Expression of the cystic fibrosis transmembrane conductance regulator gene can be regulated by protein kinase C
Gene Expression Regulation, Neoplastic
Protein Kinase C

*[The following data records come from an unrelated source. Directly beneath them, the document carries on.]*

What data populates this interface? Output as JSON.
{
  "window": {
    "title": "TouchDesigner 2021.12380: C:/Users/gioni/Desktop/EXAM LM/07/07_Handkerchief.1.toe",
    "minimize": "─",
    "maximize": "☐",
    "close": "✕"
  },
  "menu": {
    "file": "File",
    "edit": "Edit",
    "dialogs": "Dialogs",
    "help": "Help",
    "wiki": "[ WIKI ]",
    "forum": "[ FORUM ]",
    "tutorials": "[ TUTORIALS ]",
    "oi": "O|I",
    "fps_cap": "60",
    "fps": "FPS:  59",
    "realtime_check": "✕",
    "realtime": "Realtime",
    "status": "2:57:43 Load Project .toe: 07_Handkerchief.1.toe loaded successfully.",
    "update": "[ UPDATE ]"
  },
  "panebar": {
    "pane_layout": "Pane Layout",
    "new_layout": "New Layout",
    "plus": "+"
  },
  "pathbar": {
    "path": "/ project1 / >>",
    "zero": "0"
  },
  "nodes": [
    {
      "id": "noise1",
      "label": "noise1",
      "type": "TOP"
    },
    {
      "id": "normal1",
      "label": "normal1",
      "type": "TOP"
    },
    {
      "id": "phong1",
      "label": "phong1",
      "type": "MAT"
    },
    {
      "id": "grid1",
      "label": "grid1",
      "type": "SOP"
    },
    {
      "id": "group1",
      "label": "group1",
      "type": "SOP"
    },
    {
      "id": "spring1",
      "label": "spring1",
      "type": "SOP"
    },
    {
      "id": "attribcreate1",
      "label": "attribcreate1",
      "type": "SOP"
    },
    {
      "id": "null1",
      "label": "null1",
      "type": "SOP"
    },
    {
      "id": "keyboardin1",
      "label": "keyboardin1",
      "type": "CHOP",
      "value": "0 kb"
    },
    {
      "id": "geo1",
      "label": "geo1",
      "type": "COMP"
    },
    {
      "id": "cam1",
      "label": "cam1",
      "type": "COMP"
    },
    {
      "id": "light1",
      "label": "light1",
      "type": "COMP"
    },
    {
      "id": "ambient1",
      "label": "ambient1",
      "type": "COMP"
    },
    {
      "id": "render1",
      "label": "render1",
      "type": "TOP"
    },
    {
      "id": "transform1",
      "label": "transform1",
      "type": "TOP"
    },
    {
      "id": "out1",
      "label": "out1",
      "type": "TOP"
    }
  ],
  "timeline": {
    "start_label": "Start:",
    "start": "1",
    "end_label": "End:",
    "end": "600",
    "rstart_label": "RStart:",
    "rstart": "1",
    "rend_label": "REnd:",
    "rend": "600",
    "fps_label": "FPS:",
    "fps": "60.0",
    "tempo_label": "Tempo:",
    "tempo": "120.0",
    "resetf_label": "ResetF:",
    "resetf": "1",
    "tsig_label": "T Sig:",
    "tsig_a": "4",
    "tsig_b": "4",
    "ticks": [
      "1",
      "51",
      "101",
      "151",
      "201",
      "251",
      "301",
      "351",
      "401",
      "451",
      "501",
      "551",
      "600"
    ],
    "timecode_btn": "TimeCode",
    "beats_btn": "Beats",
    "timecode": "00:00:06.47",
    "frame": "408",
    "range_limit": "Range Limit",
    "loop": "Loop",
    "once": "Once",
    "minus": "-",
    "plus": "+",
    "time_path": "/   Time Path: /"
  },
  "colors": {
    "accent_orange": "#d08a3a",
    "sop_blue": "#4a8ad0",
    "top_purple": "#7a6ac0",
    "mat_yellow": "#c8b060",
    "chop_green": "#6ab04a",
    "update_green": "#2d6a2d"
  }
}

Epithelial cells utilize at least two types of apical Cl- channels, the cAMP-activated cystic fibrosis transmembrane conductance regulator (CFTR) and the Ca2+/calmodulin-dependent Cl- channel. While phorbal ester (PMA) activates only CFTR-dependent Cl- secretion and the Ca2+ ionophore A23187 only the Ca2+/calmodulin-dependent Cl- secretion, PMA and A23187 share the ability to down-regulate expression of the CFTR gene at the transcriptional level. Since both PMA and A23187 can activate protein kinases, we hypothesized that protein kinase pathways may be involved in the regulation of CFTR gene expression. Exposure of HT-29 human colon carcinoma cells to the protein kinase C activator SC9 down-regulated CFTR mRNA levels in a dose-dependent fashion, similar to that seen with PMA. The reduction in CFTR transcript levels by SC9 and PMA was blocked by H7, an inhibitor of protein kinases. In a similar fashion, the down-regulation of CFTR transcript levels by A23187 was blocked by H7 as well as staurosporine, another protein kinase inhibitor. Interestingly, both H7 and staurosporine themselves increased CFTR mRNA levels. Quantification of CFTR gene transcription rate showed a reduction by SC9 (similar to that with PMA and A23187) that was prevented by H7 and that H7 by itself increased CFTR transcription. Together, these observations suggest that protein kinase pathways, likely including protein kinase C, are involved in the regulation of CFTR gene expression, with activation or inhibition of protein kinase activity down-regulating or up-regulating CFTR gene expression, respectively.